§ **WHAT YOU NEED TO DO**: Which lines of the data below include the string "title"? Return each of them.

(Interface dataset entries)
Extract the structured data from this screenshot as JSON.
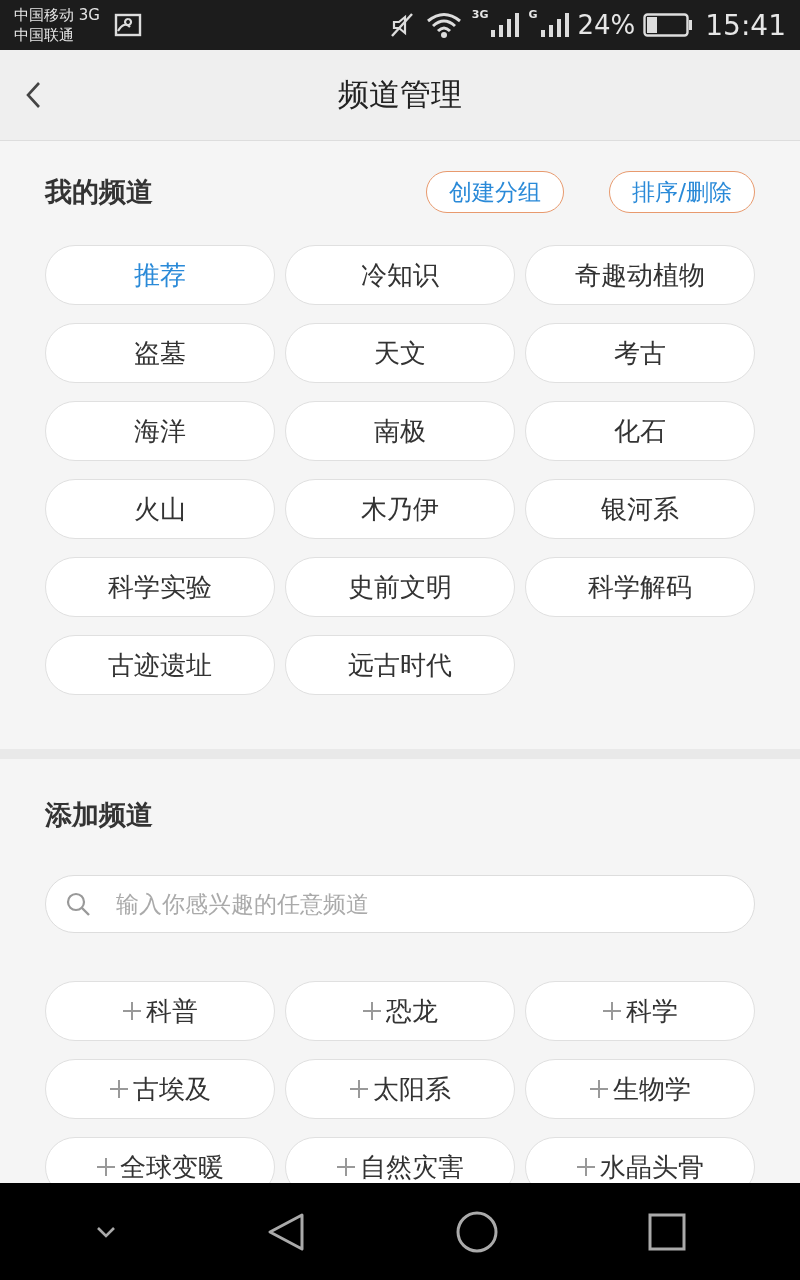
{
  "status_bar": {
    "carrier_1": "中国移动 3G",
    "carrier_2": "中国联通",
    "network_1": "3G",
    "network_2": "G",
    "battery": "24%",
    "time": "15:41"
  },
  "header": {
    "title": "频道管理"
  },
  "my_channels": {
    "title": "我的频道",
    "actions": [
      "创建分组",
      "排序/删除"
    ],
    "channels": [
      {
        "label": "推荐",
        "selected": true
      },
      {
        "label": "冷知识",
        "selected": false
      },
      {
        "label": "奇趣动植物",
        "selected": false
      },
      {
        "label": "盗墓",
        "selected": false
      },
      {
        "label": "天文",
        "selected": false
      },
      {
        "label": "考古",
        "selected": false
      },
      {
        "label": "海洋",
        "selected": false
      },
      {
        "label": "南极",
        "selected": false
      },
      {
        "label": "化石",
        "selected": false
      },
      {
        "label": "火山",
        "selected": false
      },
      {
        "label": "木乃伊",
        "selected": false
      },
      {
        "label": "银河系",
        "selected": false
      },
      {
        "label": "科学实验",
        "selected": false
      },
      {
        "label": "史前文明",
        "selected": false
      },
      {
        "label": "科学解码",
        "selected": false
      },
      {
        "label": "古迹遗址",
        "selected": false
      },
      {
        "label": "远古时代",
        "selected": false
      }
    ]
  },
  "add_channels": {
    "title": "添加频道",
    "search": {
      "placeholder": "输入你感兴趣的任意频道"
    },
    "channels": [
      "科普",
      "恐龙",
      "科学",
      "古埃及",
      "太阳系",
      "生物学",
      "全球变暖",
      "自然灾害",
      "水晶头骨"
    ]
  }
}
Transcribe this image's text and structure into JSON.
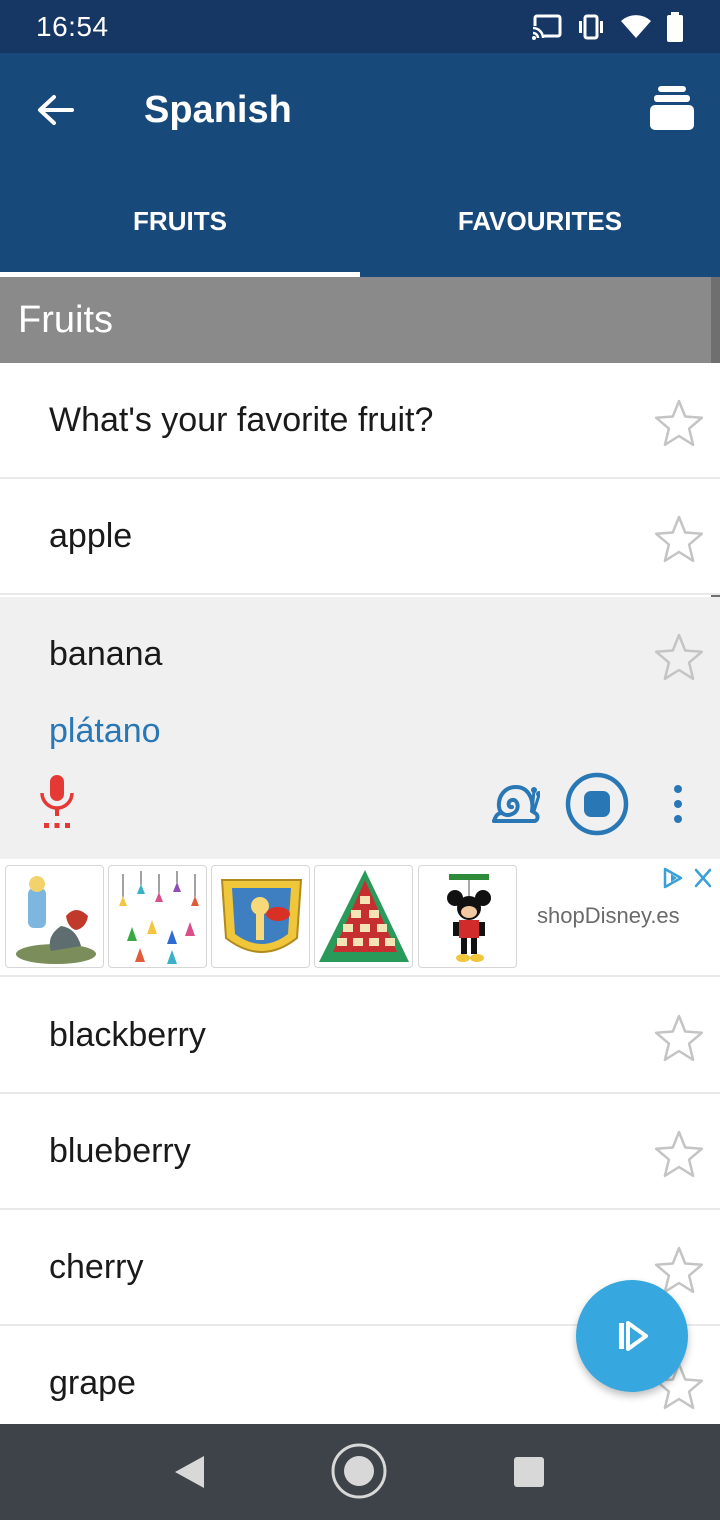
{
  "status_bar": {
    "time": "16:54",
    "icons": [
      "cast-icon",
      "vibrate-icon",
      "wifi-icon",
      "battery-icon"
    ]
  },
  "app_bar": {
    "title": "Spanish",
    "back_icon": "arrow-back-icon",
    "menu_icon": "stack-menu-icon"
  },
  "tabs": [
    {
      "label": "FRUITS",
      "active": true
    },
    {
      "label": "FAVOURITES",
      "active": false
    }
  ],
  "section": {
    "title": "Fruits"
  },
  "rows_top": [
    {
      "text": "What's your favorite fruit?"
    },
    {
      "text": "apple"
    }
  ],
  "expanded": {
    "text": "banana",
    "translation": "plátano",
    "icons": [
      "microphone-icon",
      "snail-slow-icon",
      "stop-playback-icon",
      "more-vertical-icon"
    ]
  },
  "ad": {
    "brand": "shopDisney.es",
    "tiles": [
      "alice-figurine",
      "princess-ornaments",
      "pluto-pin",
      "advent-calendar",
      "mickey-marionette"
    ],
    "choices_icon": "adchoices-close-icon"
  },
  "rows_bottom": [
    {
      "text": "blackberry"
    },
    {
      "text": "blueberry"
    },
    {
      "text": "cherry"
    },
    {
      "text": "grape"
    }
  ],
  "fab": {
    "icon": "play-all-icon"
  },
  "colors": {
    "primary": "#17497a",
    "status": "#163664",
    "accent": "#36a8df",
    "translation": "#2a77b5",
    "mic": "#e53935"
  }
}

§ **SOLUTION**:
    "title": "频道管理"
    "title": "我的频道",
    "title": "添加频道",
    "title": "Spanish",
    "title": "Fruits"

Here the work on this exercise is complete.